Then intensified by another woman.


Depth sense of un-lovability as a woman.

No longer sensual, attractive to the one who was my husband.

The wife is in so much pain, hurt, anguish which can drop into rage and the depths of despair.

Grief at what is, what will not be, what was.

The Wounded Wife

‘She’ is a tricky one to manoeuvre, this wounded wife.  Constantly being projected onto, activated, judged and suppressed.  Yet playing out in any moment of disempowerment or fear.  ‘She’ sits in the ‘ocean of life’ touching all who hurt.  Latching on, plugging you in to this sea of wounding.  The collective pool of unresolved, unloved and rejected pain carried deep in the psyche.  Many have swum in here before you arrived, and many more will come.

Choosing to remove yourself takes a willingness to ignore the pull of, the force of the collective.  There will be no praise, no support to do this.  On your own you will be.

The female psyche has experienced much wounding, you choosing to heal your wounds and transmute your feelings and step out of the pool is a powerful process which leaves an imprint of love and hope for those that come after you.

Swim in the pool, move the waters, disperse the stagnation, loosen yourself, release these ties that bind.  Leave your mark.

‘She’ feels unloved, not valued, as if her life is given to others only to have it thrown back in her face.  Rejected, expired, forgotten.  All her time and effort – her life – given away without anyone seeing.  Seeing what she gave, what she lost and what she was doing it all for.  For the family.  A structure she built, valued and prized above all.  Yet now the structure is collapsing, she is left amongst the ruins.  Wondering.  Why? How? When? Did this occur. 

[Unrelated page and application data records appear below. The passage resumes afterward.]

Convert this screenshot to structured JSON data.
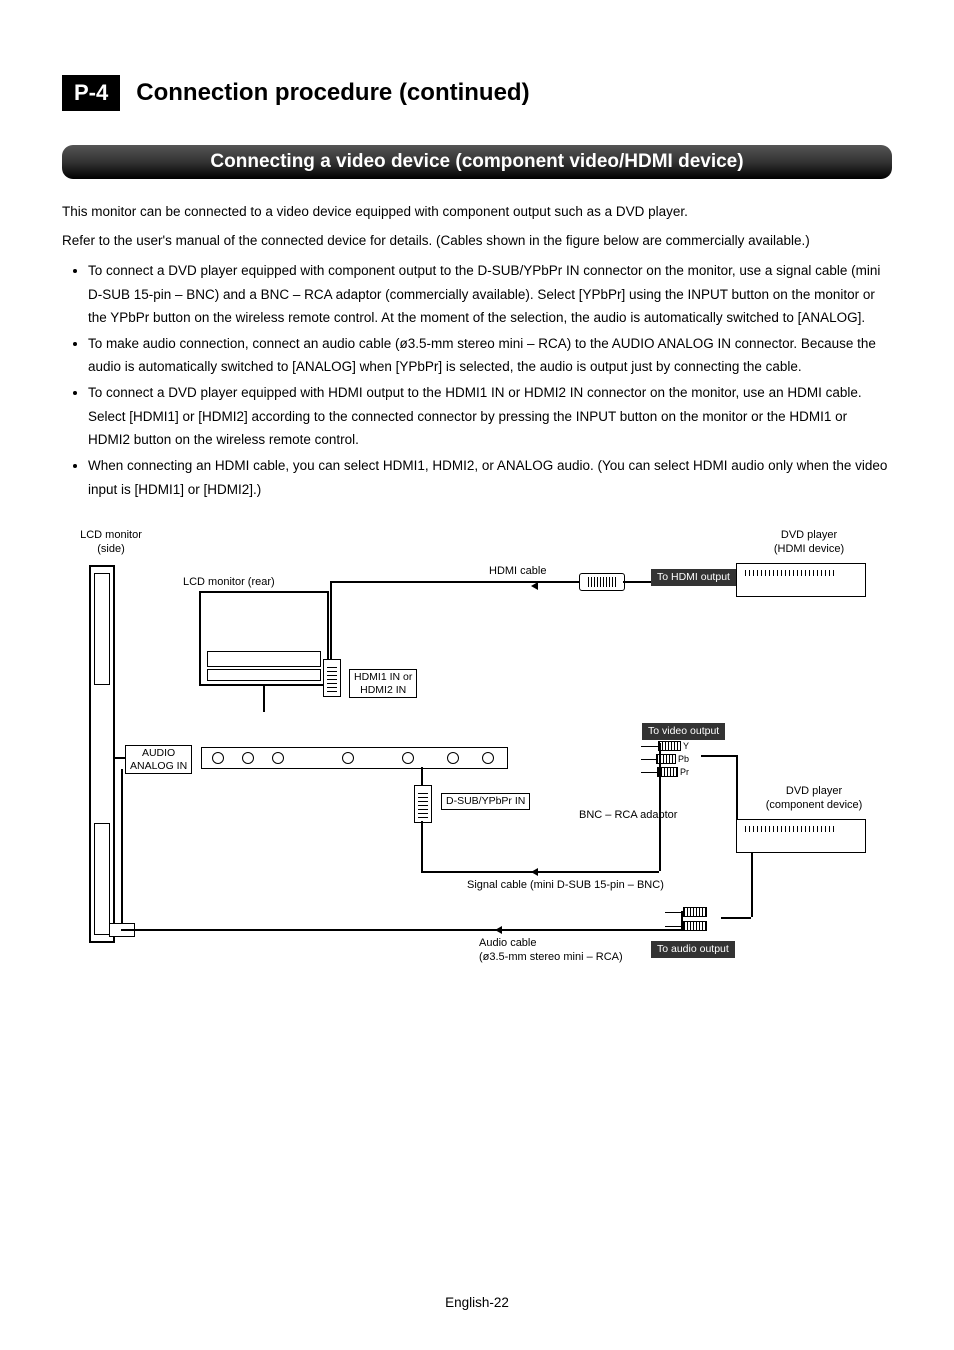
{
  "header": {
    "page_tag": "P-4",
    "title": "Connection procedure (continued)"
  },
  "banner": "Connecting a video device (component video/HDMI device)",
  "intro": [
    "This monitor can be connected to a video device equipped with component output such as a DVD player.",
    "Refer to the user's manual of the connected device for details. (Cables shown in the figure below are commercially available.)"
  ],
  "bullets": [
    "To connect a DVD player equipped with component output to the D-SUB/YPbPr IN connector on the monitor, use a signal cable (mini D-SUB 15-pin – BNC) and a BNC – RCA adaptor (commercially available). Select [YPbPr] using the INPUT button on the monitor or the YPbPr button on the wireless remote control. At the moment of the selection, the audio is automatically switched to [ANALOG].",
    "To make audio connection, connect an audio cable (ø3.5-mm stereo mini – RCA) to the AUDIO ANALOG IN connector. Because the audio is automatically switched to [ANALOG] when [YPbPr] is selected, the audio is output just by connecting the cable.",
    "To connect a DVD player equipped with HDMI output to the HDMI1 IN or HDMI2 IN connector on the monitor, use an HDMI cable. Select [HDMI1] or [HDMI2] according to the connected connector by pressing the INPUT button on the monitor or the HDMI1 or HDMI2 button on the wireless remote control.",
    "When connecting an HDMI cable, you can select HDMI1, HDMI2, or ANALOG audio. (You can select HDMI audio only when the video input is [HDMI1] or [HDMI2].)"
  ],
  "diagram": {
    "lcd_side": "LCD monitor\n(side)",
    "lcd_rear": "LCD monitor (rear)",
    "hdmi_cable": "HDMI cable",
    "to_hdmi_output": "To HDMI output",
    "dvd_hdmi": "DVD player\n(HDMI device)",
    "hdmi_in": "HDMI1 IN or\nHDMI2 IN",
    "audio_analog_in": "AUDIO\nANALOG IN",
    "to_video_output": "To video output",
    "y": "Y",
    "pb": "Pb",
    "pr": "Pr",
    "dsub_in": "D-SUB/YPbPr IN",
    "bnc_rca": "BNC – RCA adaptor",
    "dvd_component": "DVD player\n(component device)",
    "signal_cable": "Signal cable (mini D-SUB 15-pin – BNC)",
    "audio_cable": "Audio cable\n(ø3.5-mm stereo mini – RCA)",
    "to_audio_output": "To audio output"
  },
  "footer": "English-22"
}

‘She’ panicked in the early stages, frantically trying to stop the deconstruct, to patch the cracks, to keep it up alive and healthy.  Then one day she stops, looks around and realises the damage is done, the futility of trying to stop the disintegration.  She sobs uncontrollably for her loss, the pain and sorrow.  Realising it has gone.  She sits still and looks around.  Tears roll down her cheeks.  Her most precious possession has gone.  It will take some time until she opens her eyes, willing to see her life, now.  To contemplate moving forward, to even consider what else could be.  The void in her,in her life is huge and terrifying.

‘She’ realises this cannot be rushed.  Steadily with care she will move once more, courageously she will begin to look for signs of life and feed this new creation.  The gap within her remains.  Out of sight, no one will see.  It will be carried deep within and slowly she will heal.  Her deep heart holds the scars; they cannot be removed.  She will love them as they remind her of what was, what she was and the family she had created, loved and revered. 

A gift from the Gods.

For this she feels blessed.

Photo by Jeremy Bishop on Unsplash